■ **Given records**:
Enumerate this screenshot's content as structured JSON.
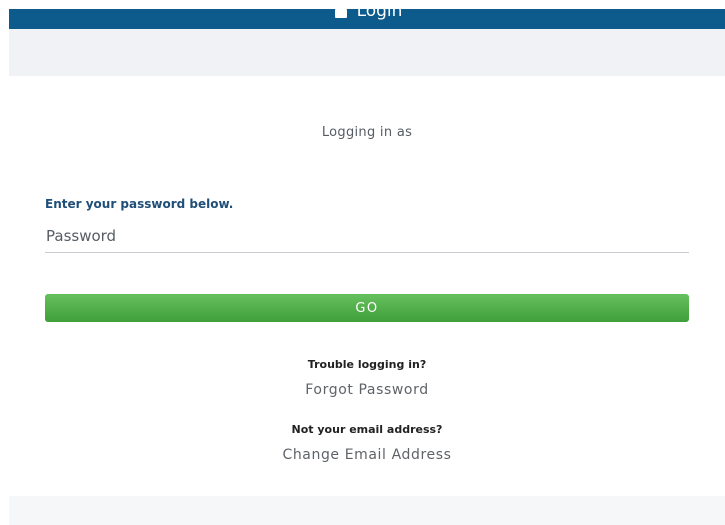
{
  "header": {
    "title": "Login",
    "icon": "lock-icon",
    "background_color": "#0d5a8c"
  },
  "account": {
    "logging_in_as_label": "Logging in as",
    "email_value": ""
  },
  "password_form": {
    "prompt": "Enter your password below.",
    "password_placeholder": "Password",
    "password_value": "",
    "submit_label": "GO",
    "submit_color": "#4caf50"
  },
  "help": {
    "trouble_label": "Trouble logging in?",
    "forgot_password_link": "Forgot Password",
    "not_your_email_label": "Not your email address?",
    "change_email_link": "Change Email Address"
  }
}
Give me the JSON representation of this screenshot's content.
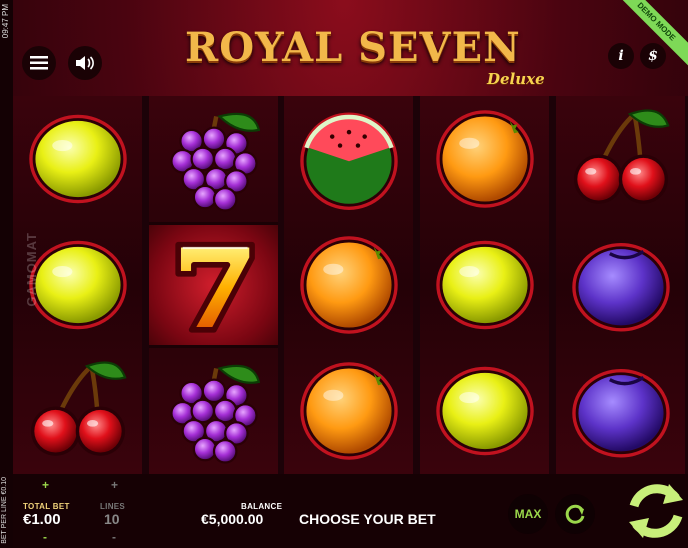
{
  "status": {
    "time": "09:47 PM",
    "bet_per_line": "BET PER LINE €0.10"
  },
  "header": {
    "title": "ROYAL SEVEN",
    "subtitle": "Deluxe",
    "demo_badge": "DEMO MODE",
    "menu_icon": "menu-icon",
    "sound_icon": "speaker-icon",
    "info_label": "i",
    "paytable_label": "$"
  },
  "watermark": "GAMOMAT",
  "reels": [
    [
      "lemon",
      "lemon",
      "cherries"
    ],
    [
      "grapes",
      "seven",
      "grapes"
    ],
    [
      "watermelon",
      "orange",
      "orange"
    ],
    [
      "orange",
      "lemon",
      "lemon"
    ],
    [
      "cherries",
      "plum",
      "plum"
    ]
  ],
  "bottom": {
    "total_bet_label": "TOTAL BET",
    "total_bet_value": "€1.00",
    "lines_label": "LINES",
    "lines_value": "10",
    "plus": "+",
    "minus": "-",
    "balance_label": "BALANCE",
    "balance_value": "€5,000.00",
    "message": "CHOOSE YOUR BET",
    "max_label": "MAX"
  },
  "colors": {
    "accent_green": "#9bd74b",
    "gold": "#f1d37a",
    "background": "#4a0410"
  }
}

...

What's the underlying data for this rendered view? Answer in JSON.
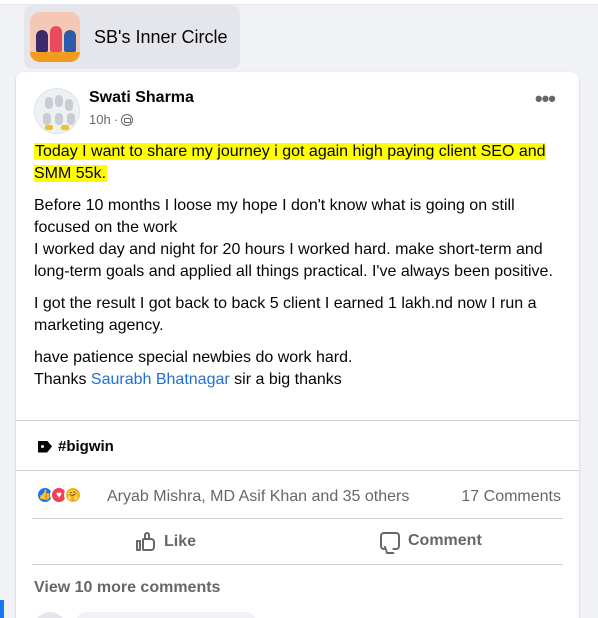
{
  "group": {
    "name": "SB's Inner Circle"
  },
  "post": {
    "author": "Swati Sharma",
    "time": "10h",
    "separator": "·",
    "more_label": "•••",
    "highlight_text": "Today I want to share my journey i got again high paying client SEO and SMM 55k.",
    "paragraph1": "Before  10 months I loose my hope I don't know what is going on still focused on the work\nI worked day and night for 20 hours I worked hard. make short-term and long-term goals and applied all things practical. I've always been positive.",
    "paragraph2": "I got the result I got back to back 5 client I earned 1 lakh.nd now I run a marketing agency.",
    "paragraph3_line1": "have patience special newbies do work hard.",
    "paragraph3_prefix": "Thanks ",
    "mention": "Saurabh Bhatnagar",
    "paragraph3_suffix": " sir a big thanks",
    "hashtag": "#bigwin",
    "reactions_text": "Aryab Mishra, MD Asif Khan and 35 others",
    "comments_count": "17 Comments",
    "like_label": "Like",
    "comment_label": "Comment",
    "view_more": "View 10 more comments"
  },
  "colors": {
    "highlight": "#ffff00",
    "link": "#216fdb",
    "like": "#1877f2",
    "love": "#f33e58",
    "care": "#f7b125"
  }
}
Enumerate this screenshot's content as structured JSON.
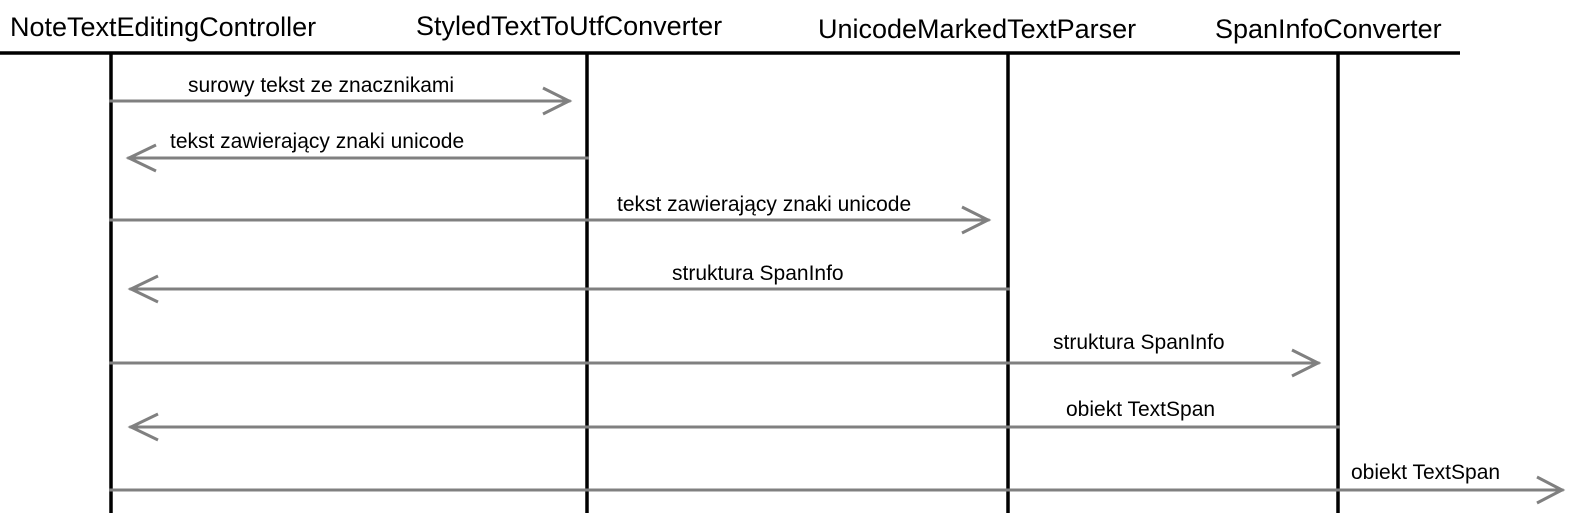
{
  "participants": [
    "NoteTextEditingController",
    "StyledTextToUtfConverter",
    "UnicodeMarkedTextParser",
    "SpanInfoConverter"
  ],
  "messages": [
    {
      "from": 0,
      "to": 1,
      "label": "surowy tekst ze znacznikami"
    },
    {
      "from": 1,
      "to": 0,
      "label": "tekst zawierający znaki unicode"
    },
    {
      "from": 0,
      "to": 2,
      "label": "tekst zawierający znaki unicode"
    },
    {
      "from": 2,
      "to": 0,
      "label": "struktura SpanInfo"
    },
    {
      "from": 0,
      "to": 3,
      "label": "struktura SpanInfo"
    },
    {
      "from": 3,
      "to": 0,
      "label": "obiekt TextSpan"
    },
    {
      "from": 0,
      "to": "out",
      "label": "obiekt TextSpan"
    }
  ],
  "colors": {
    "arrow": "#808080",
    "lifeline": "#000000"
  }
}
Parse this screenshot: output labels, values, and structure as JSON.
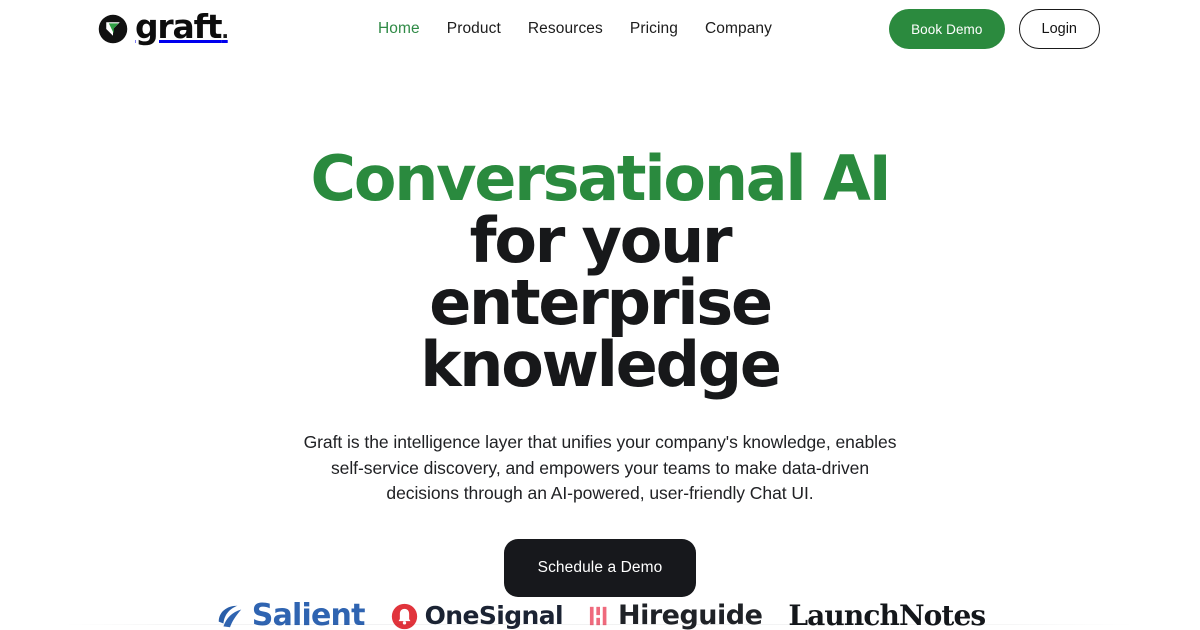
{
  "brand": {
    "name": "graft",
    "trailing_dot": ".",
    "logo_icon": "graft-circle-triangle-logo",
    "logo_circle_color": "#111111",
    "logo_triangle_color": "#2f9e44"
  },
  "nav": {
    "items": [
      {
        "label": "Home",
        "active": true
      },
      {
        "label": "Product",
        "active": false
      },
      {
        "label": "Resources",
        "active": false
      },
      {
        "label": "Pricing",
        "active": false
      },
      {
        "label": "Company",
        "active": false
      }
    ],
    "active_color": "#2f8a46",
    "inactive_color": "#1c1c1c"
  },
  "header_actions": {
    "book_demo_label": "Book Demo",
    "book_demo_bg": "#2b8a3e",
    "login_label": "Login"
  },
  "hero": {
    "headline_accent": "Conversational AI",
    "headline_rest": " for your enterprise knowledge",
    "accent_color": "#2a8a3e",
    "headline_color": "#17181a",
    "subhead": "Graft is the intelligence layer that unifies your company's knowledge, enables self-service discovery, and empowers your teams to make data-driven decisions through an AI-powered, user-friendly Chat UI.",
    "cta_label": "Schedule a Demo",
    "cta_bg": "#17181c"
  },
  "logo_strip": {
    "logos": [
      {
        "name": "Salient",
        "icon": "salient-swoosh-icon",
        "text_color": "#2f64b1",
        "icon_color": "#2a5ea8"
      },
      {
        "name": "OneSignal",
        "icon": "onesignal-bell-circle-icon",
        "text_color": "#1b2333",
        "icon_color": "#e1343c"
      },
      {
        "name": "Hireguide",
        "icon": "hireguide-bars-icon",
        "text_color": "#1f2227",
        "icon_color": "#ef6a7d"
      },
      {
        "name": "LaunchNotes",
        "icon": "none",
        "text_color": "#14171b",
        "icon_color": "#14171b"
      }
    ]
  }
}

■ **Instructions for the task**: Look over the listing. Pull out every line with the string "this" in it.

■ **Exercise answer**:
Enumerate this screenshot's content as structured JSON.
Give me the JSON representation of this screenshot's content.
What's the underlying data for this rendered view? Answer in JSON.
Enumerate this screenshot's content as structured JSON.
Parse this screenshot: output labels, values, and structure as JSON.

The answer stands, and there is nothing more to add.